Needless to say, this has led to a significant improvement in the laws related to labor and workers, according to the reports of concerned international organizations. But at the same time, there has been a vitriolic black media campaign focusing on unproven data claiming that there have been as many as 6,500 deaths among these workers since 2010. Again, according to international statistics, the size of Asian labor in Qatar is around 2 million workers.
Assuming that the aforementioned death figure is correct, then, from a purely statistical point of view, it is not far from the natural and general death rate for a community of 2 million. On the other hand, the number that we do not hear much about in the black Western media (and this description does not apply to all Western media) is the 29,000 immigrants who have drowned on the shores of Europe since 2014, because the official authorities in more than one European country prevented them. And returning them to the sea, at a rate of more than 4,000 deaths annually, so far, according to statistics and reports of the International Organization for Migration.
The fourth note is the tendentious Western media focus on the fact that Qatar spent 220 billion dollars on the World Cup, which is a huge figure compared to what was spent by all the countries that previously hosted the World Cup.

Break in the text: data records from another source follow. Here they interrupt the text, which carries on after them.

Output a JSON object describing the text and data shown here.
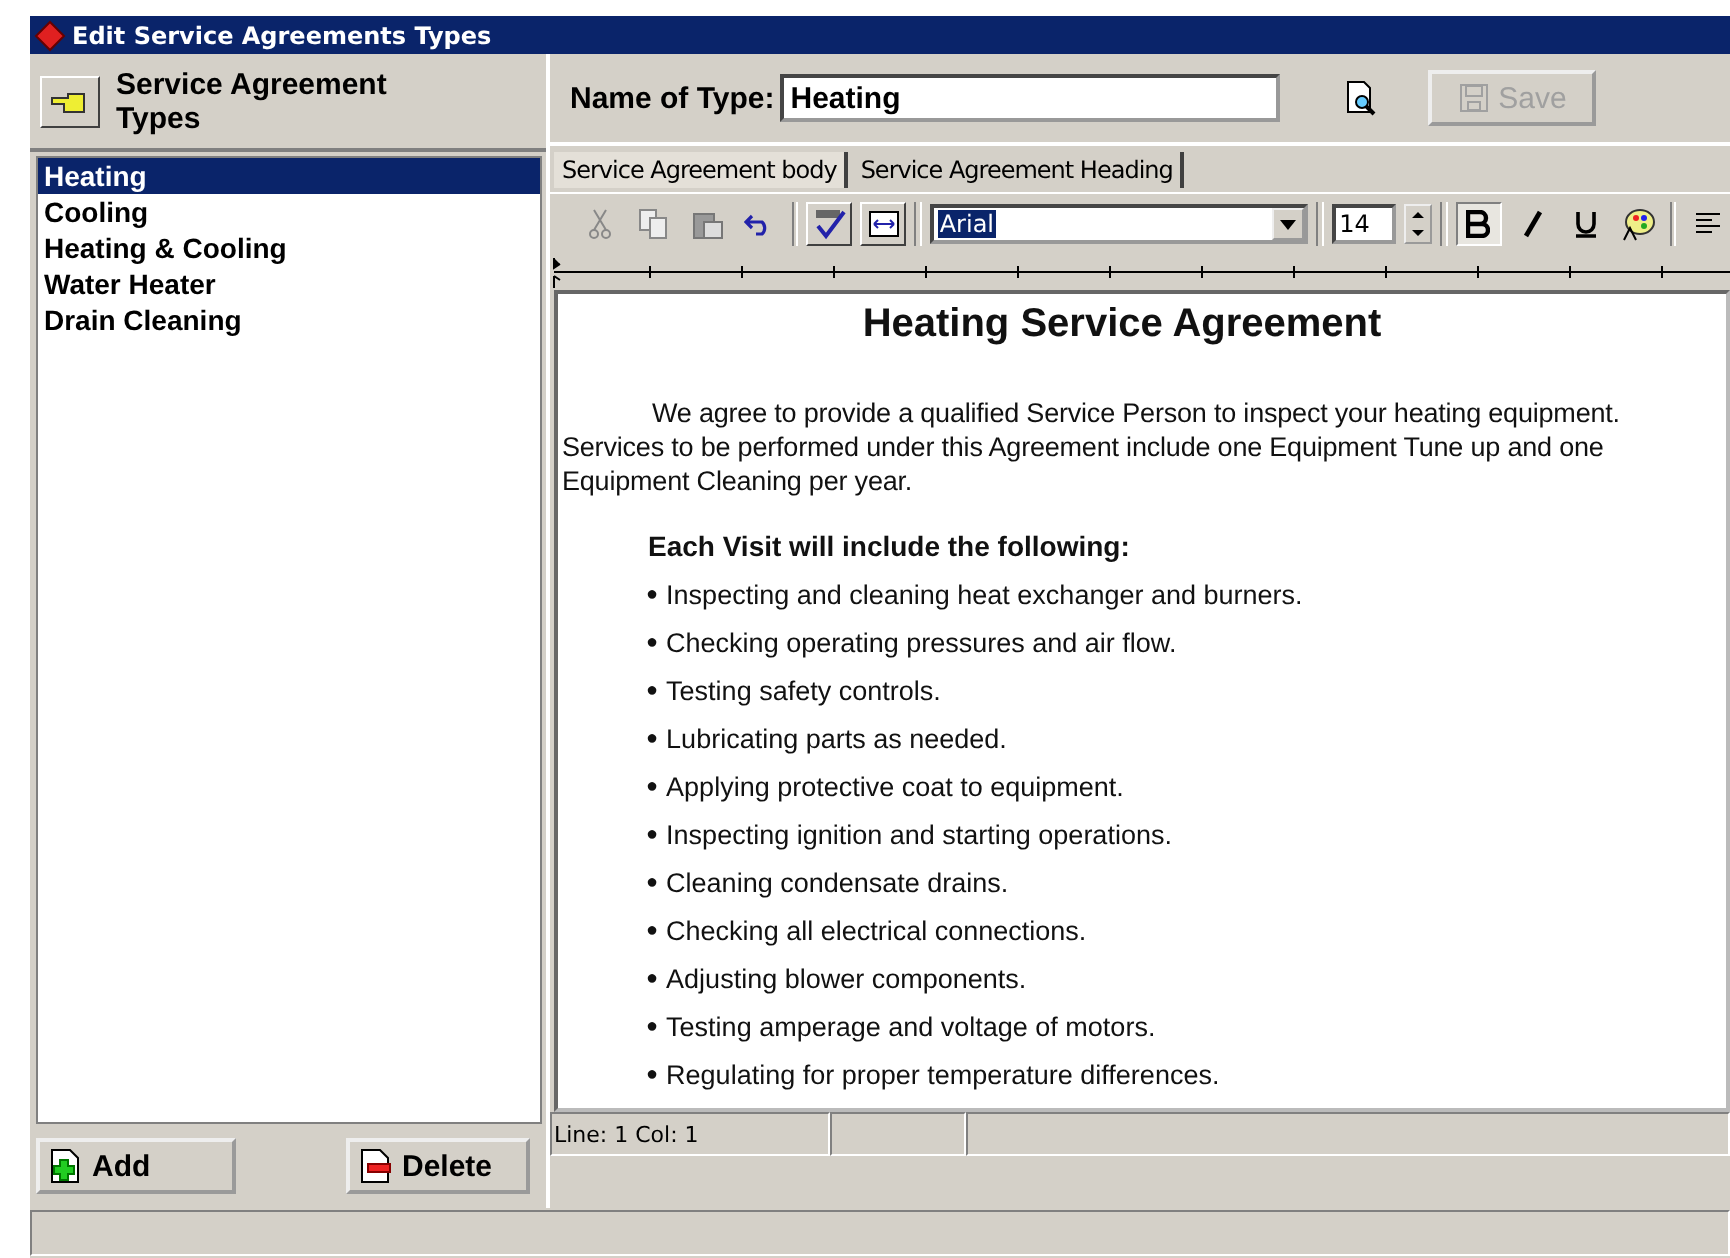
{
  "window": {
    "title": "Edit Service Agreements Types"
  },
  "sidebar": {
    "title": "Service Agreement Types",
    "items": [
      {
        "label": "Heating",
        "selected": true
      },
      {
        "label": "Cooling",
        "selected": false
      },
      {
        "label": "Heating & Cooling",
        "selected": false
      },
      {
        "label": "Water Heater",
        "selected": false
      },
      {
        "label": "Drain Cleaning",
        "selected": false
      }
    ],
    "buttons": [
      {
        "label": "Add",
        "kind": "add"
      },
      {
        "label": "Delete",
        "kind": "delete"
      }
    ]
  },
  "name_field": {
    "label": "Name of Type:",
    "value": "Heating"
  },
  "save_button": {
    "label": "Save",
    "disabled": true
  },
  "tabs": [
    {
      "label": "Service Agreement body",
      "selected": true
    },
    {
      "label": "Service Agreement Heading",
      "selected": false
    }
  ],
  "toolbar": {
    "font": "Arial",
    "size": "14",
    "bold": true
  },
  "document": {
    "heading": "Heating Service Agreement",
    "paragraph_lines": [
      "We agree to provide a qualified Service Person to inspect your heating equipment.",
      "Services to be performed under this Agreement include one Equipment Tune up and one",
      "Equipment Cleaning per year."
    ],
    "list_title": "Each Visit will include the following:",
    "bullet": "●",
    "items": [
      "Inspecting and cleaning heat exchanger and burners.",
      "Checking operating pressures and air flow.",
      "Testing safety controls.",
      "Lubricating parts as needed.",
      "Applying protective coat to equipment.",
      "Inspecting ignition and starting operations.",
      "Cleaning condensate drains.",
      "Checking all electrical connections.",
      "Adjusting blower components.",
      "Testing amperage and voltage of motors.",
      "Regulating for proper temperature differences."
    ]
  },
  "editor_status": {
    "position": "Line:  1  Col:  1"
  }
}
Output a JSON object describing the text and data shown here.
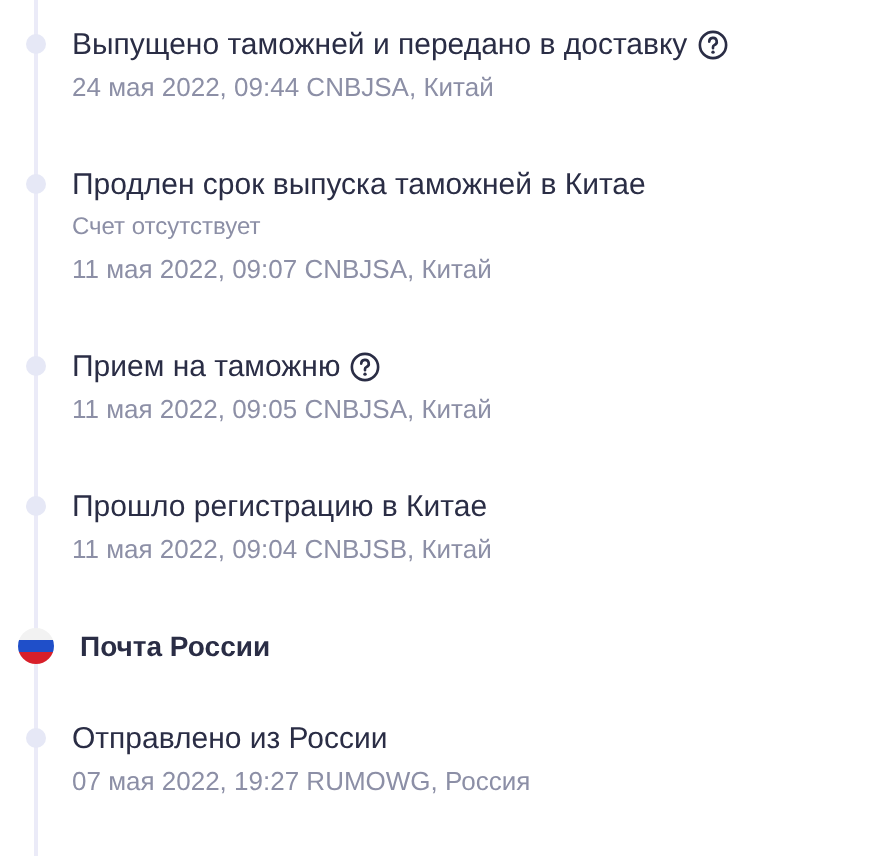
{
  "events": [
    {
      "title": "Выпущено таможней и передано в доставку",
      "help": true,
      "date": "24 мая 2022, 09:44 CNBJSA, Китай"
    },
    {
      "title": "Продлен срок выпуска таможней в Китае",
      "help": false,
      "note": "Счет отсутствует",
      "date": "11 мая 2022, 09:07 CNBJSA, Китай"
    },
    {
      "title": "Прием на таможню",
      "help": true,
      "date": "11 мая 2022, 09:05 CNBJSA, Китай"
    },
    {
      "title": "Прошло регистрацию в Китае",
      "help": false,
      "date": "11 мая 2022, 09:04 CNBJSB, Китай"
    }
  ],
  "carriers": [
    {
      "name": "Почта России",
      "events": [
        {
          "title": "Отправлено из России",
          "help": false,
          "date": "07 мая 2022, 19:27 RUMOWG, Россия"
        }
      ]
    }
  ]
}
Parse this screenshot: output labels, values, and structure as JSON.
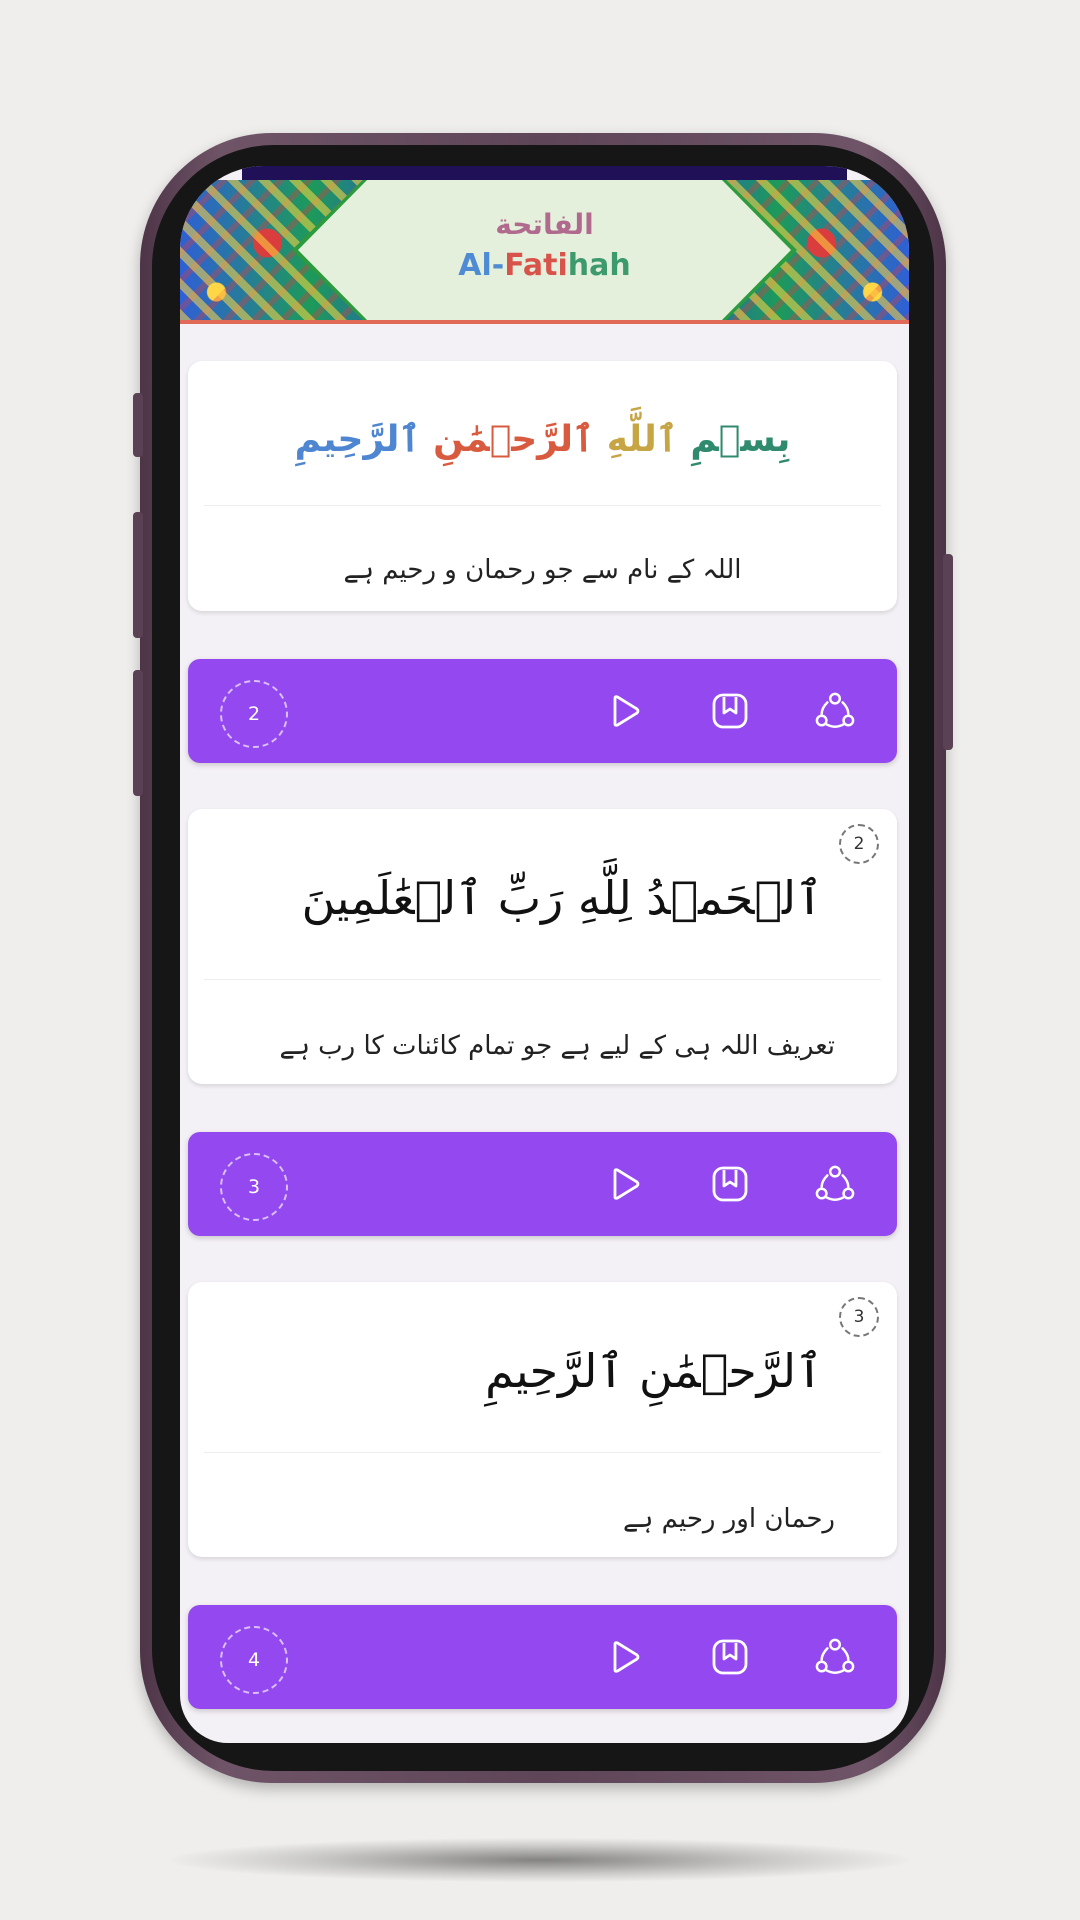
{
  "surah": {
    "arabic_name": "الفاتحة",
    "english_parts": [
      "Al-",
      "Fati",
      "hah"
    ]
  },
  "bismillah": {
    "words": [
      "بِسۡمِ",
      "ٱللَّهِ",
      "ٱلرَّحۡمَٰنِ",
      "ٱلرَّحِيمِ"
    ],
    "translation": "اللہ کے نام سے جو رحمان و رحیم ہے"
  },
  "ayahs": [
    {
      "number": "2",
      "arabic": "ٱلۡحَمۡدُ لِلَّهِ رَبِّ ٱلۡعَٰلَمِينَ",
      "translation": "تعریف اللہ ہی کے لیے ہے جو تمام کائنات کا رب ہے"
    },
    {
      "number": "3",
      "arabic": "ٱلرَّحۡمَٰنِ ٱلرَّحِيمِ",
      "translation": "رحمان اور رحیم ہے"
    }
  ],
  "action_bars": [
    {
      "number": "2"
    },
    {
      "number": "3"
    },
    {
      "number": "4"
    }
  ],
  "icons": {
    "play": "play-icon",
    "bookmark": "bookmark-icon",
    "share": "share-icon"
  },
  "colors": {
    "accent": "#9448ef",
    "status_strip": "#1f1057",
    "background": "#f4f1f6"
  }
}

However, a quick search of this figure leads the researcher to the fact that this spending went away from direct spending on sports facilities, to building a modern infrastructure that includes whole cities, gathering facilities, streets, bridges, and so on, and that this spending extended between the years of 2010, which is the year Qatar was designated as the would- be host for the World Cup, and until now, i.e. the year 2022, at a rate of 18 billion every year.
This is more or less a normal figure for a country quite rich in oil and gas.
But focusing on this number in the Western media seemed to insinuate that the Arabs do not deserve the wealth that is in their hands and that they squander it rather lavishly.
Indeed, between the lines of Western criticism of this figure, an honest observer would detect a certain resentment that reflects a huge amount of envy. Unseen, this envy consists of two parts:
- The first is that the wealth of other countries is “misplaced” and should, therefore, have gone to Europe and the West. How and why did these riches come to them, and why on earth we cannot access them?
- The second: How does a “backward, Arab and Muslim” country that is the target of constant ridicule succeed in organizing a huge global event on the level of the World Cup? Organizing these events is exclusively our business.
In the colonial past, Europe arrogated the wealth of others, and plundering it over the course of centuries from Latin America to Africa, to Asia. And now, to their chagrin, the West does not reach all the wealth as easily as it used to do. Now, too, many countries and societies have acquired self-creating, organizing and innovation capabilities, and are no longer governed by the hegemony of control by European and Western centers.
Finally, there is a contemplative note: If we compare aerial photographs of European cities such as London, Paris, Amsterdam, Brussels, Berlin, with others such as Kuala Lumpur, Delhi, Doha, Dubai, Riyadh, then we can safely argue that the second group (and to which we can add numerous other cities around the world) was built thanks to the wealth of the countries themselves, whereas European cities were built historically thanks to the wealth arrogated by the colonial masters. The history of European colonial plundering of continents, which is still going on in the African continent and elsewhere, though indirectly but quite rapaciously, does not qualify Europeans and westerners in general, to teach moral lessons to the world.